Minnesota Won’t Go After Unpaid Public Health Insurance Premiums
ST. PAUL, Minn. (AP) — State officials say they will give up on efforts to collect a backlog of $30 million in MinnesotaCare premiums that weren't paid because of problems with a computer system.
The Minnesota Department of Human Services says the problem has been fixed, but identifying the people who had not been billed would likely cost more than the money the state would collect.
The Star Tribune reports Acting Human Services Commissioner Chuck Johnson says it would also create confusion and stress for past enrollees, who make no more than twice the poverty level, if they were to receive a bill from years ago. The state has been wrestling with the computer issue since 2014.

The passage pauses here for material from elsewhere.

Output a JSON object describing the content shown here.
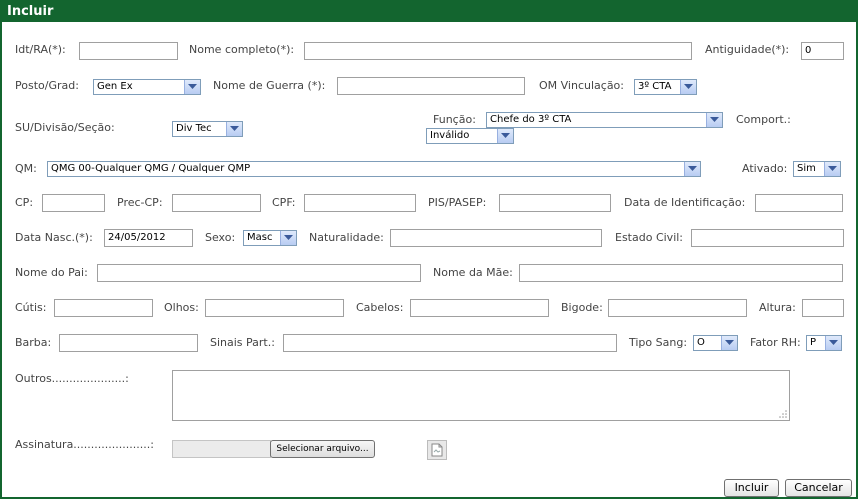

The system failed to properly bill MinnesotaCare enrollees for monthly premiums, which range up to $80 depending on income and family size.